Looking for our Sea Kayaking Expeditions?

August 28, 2008

Let's Go Fly a Kite

.....Yes, a real big one. And man is it fun.

Nick and I started paragliding this past spring with a school in eastern Washington. We started our training with a two week immersion course at Aerial Paragliding, a world class training facility and flight park. The school provides an ideal setting for beginning pilots with top notch instructors, gentle terrain and on site accommodations at a very reasonable price. Our hats are off to Denise, Doug, Stefan, and Dave! We passed our first two weeks completing the required ground school and logging as many flights as possible off of the small training hills.

One of the many amenities of the school is the shuttling of students from the landing zone back up to the launch, providing a fast turn around time between flights.

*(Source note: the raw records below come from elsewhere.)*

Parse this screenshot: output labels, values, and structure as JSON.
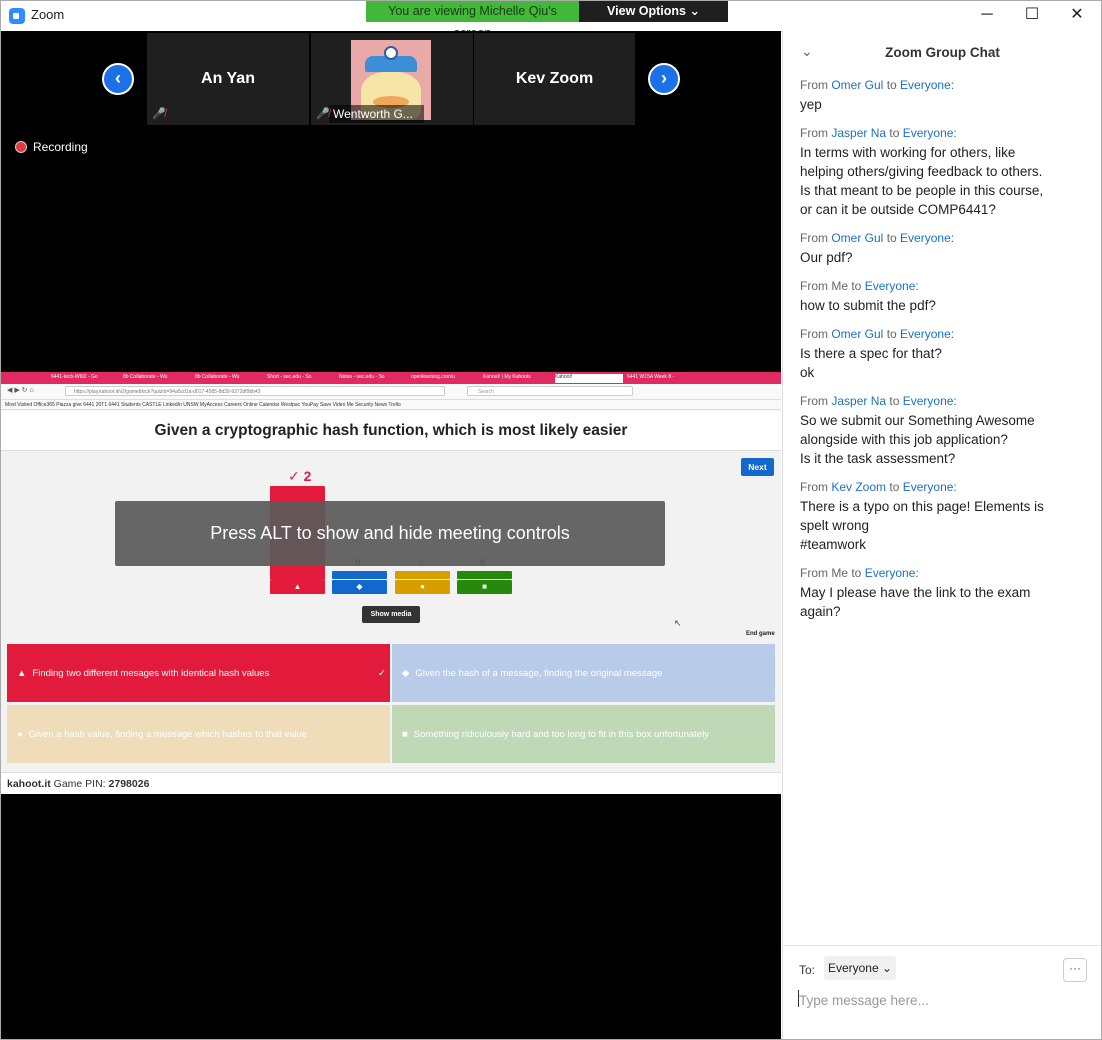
{
  "app": {
    "title": "Zoom"
  },
  "banner": {
    "viewing_text": "You are viewing Michelle Qiu's screen",
    "view_options": "View Options"
  },
  "window_controls": {
    "minimize": "─",
    "maximize": "☐",
    "close": "✕"
  },
  "participants": [
    {
      "name": "An Yan",
      "muted": true
    },
    {
      "name": "Wentworth G...",
      "muted": true,
      "has_video": true
    },
    {
      "name": "Kev Zoom",
      "muted": false
    }
  ],
  "recording": {
    "label": "Recording"
  },
  "overlay": {
    "text": "Press ALT to show and hide meeting controls"
  },
  "browser": {
    "tabs": [
      "6441-tech-W6t2 - Go",
      "8b Collaborate - Wu",
      "8b Collaborate - Wu",
      "Short - sec.edu - So",
      "Notes - sec.edu - So",
      "openlearning.com/u",
      "Kahoot! | My Kahoots",
      "Kahoot!",
      "6441 W15A Week 8 -"
    ],
    "url": "https://play.kahoot.it/v2/gameblock?quizId=94a5cd1a-d017-4585-8d39-9372df9bb43",
    "search_placeholder": "Search",
    "bookmarks": "Most Visited  Office365  Piazza  give  6441 20T1  6441 Students  CASTLE  LinkedIn  UNSW MyAccess  Careers Online  Calendar  Westpac  YouPay  Save Video Me  Security News  Trello"
  },
  "kahoot": {
    "question": "Given a cryptographic hash function, which is most likely easier",
    "next": "Next",
    "show_media": "Show media",
    "end_game": "End game",
    "results": [
      {
        "count": "2",
        "correct": true,
        "color": "#e21b3c",
        "symbol": "▲"
      },
      {
        "count": "0",
        "correct": false,
        "color": "#1368ce",
        "symbol": "◆"
      },
      {
        "count": "0",
        "correct": false,
        "color": "#d89e00",
        "symbol": "●"
      },
      {
        "count": "0",
        "correct": false,
        "color": "#26890c",
        "symbol": "■"
      }
    ],
    "answers": [
      {
        "text": "Finding two different mesages with identical hash values",
        "color": "#e21b3c",
        "symbol": "▲",
        "correct": true
      },
      {
        "text": "Given the hash of a message, finding the original message",
        "color": "#b8cbe9",
        "symbol": "◆",
        "correct": false
      },
      {
        "text": "Given a hash value, finding a message which hashes to that value",
        "color": "#efdcb8",
        "symbol": "●",
        "correct": false
      },
      {
        "text": "Something ridiculously hard and too long to fit in this box unfortunately",
        "color": "#bfd9b7",
        "symbol": "■",
        "correct": false
      }
    ],
    "footer_brand": "kahoot.it",
    "footer_pin_label": "Game PIN:",
    "footer_pin": "2798026"
  },
  "chat": {
    "title": "Zoom Group Chat",
    "messages": [
      {
        "from": "Omer Gul",
        "to": "Everyone:",
        "lines": [
          "yep"
        ]
      },
      {
        "from": "Jasper Na",
        "to": "Everyone:",
        "lines": [
          "In terms with working for others, like",
          "helping others/giving feedback to others.",
          "Is that meant to be people in this course,",
          "or can it be outside COMP6441?"
        ]
      },
      {
        "from": "Omer Gul",
        "to": "Everyone:",
        "lines": [
          "Our pdf?"
        ]
      },
      {
        "from": "Me",
        "to": "Everyone:",
        "lines": [
          "how to submit the pdf?"
        ]
      },
      {
        "from": "Omer Gul",
        "to": "Everyone:",
        "lines": [
          "Is there a spec for that?",
          "ok"
        ]
      },
      {
        "from": "Jasper Na",
        "to": "Everyone:",
        "lines": [
          "So we submit our Something Awesome",
          "alongside with this job application?",
          "Is it the task assessment?"
        ]
      },
      {
        "from": "Kev Zoom",
        "to": "Everyone:",
        "lines": [
          "There is a typo on this page! Elements is",
          "spelt wrong",
          "#teamwork"
        ]
      },
      {
        "from": "Me",
        "to": "Everyone:",
        "lines": [
          "May I please have the link to the exam",
          "again?"
        ]
      }
    ],
    "to_label": "To:",
    "recipient": "Everyone",
    "more": "···",
    "input_placeholder": "Type message here..."
  }
}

Most of the flying is done in the morning and evening, when conditions are generally settled. The instructors split themselves between the launch and the landing and use radios to communicate with the students in the air. The short flights off the training hills mean that most of the student's time is spent launching and landing, using repetition to reinforce two of the most fundamental skills for a beginning pilot.

After two weeks, Nick and I were just shy of earning our Novice Paragliding Certification, or P2. It only took a few more weekends to demonstrate the required skills and accurately discuss the fundamentals of the sport with our instructors. And then.....

We were on our own!

At some point, we had to leave the comfort of the flight school to get out and fly on our own. Fortunately, having learned at "The Ranch" plugged us into a whole community of local pilots who were more than willing to serve as mentors and site guides. Thanks to the Northenders of Boundary Bay: Sid, Delvin, Guy, Rita, Jan, Murdoch, Roger, Chad, TJ, Bob, Kirk, Doug, and Jim for looking after us and introducing us to the great flying to be had around Bellingham. These folks have treated us like family from the very beginning. We tried to carry over the caution of our instructors and scrutinized all of the aspects of a flight. We would often stand on launch for half and hour or more studying the wind conditions and discussing our ideas about what was happening in the sky. If we decided we were happy with the wind speed and direction, then it was time to fly.

The launch process begins with the assessment. Then we unpack our gear and lay out the fabric of our gliders onto the launch pad and go through our pre-flight check. When all of the gear is in place, we stand in position and wait for the wind to fall into the right orientation and speed, which is usually straight onto launch and between 3-7 mph. With a nice cycle, we pull on the lines attached to the leading edge of our glider to inflate it with air, transforming the limp pile of fabric into a rigid airfoil. Thanks to Jan for the next three photos.

Once the glider is squarely overhead, a few strong steps forward and we're in the air.

Happy Trails!

August 19, 2008

Mount Rainier

The arrival of summer typically brings change to the peacenick household, and this summer I find myself working on a vegetation survey crew at Mt. Rainier National Park. This particular position is one that I have applied for in numerous years past, so when the offer finally came- I decided I better give it a try.

Some benefits of this position include spending ample time outside and being active, working alongside my other great crew members, honing in my plant ID skills and learning all of the scientific names, getting paid to go backpacking and getting to sleep outside most nights of the week.

So what sort of vegetation survey you may wonder. No, it doesn't have anything to do with vegetables (a common confusion when I misleadingly refer to my job as a "veg survey". Instead, my crew members and I spend our days in the field navigating to certain areas of the park and describing the plant communities that we find at that particular location. Our sampling sites are selected from high resolution aerial photos to be representative of the immediately surrounding areas. Our job this summer is to visit as many sites as possible to create a statistically sound correlation the aerial photos and the plant communities on the ground. Then computer software can be used to make an educated guess of the plant communities found in all of the other areas throughout the park.

Now, some pretty photos....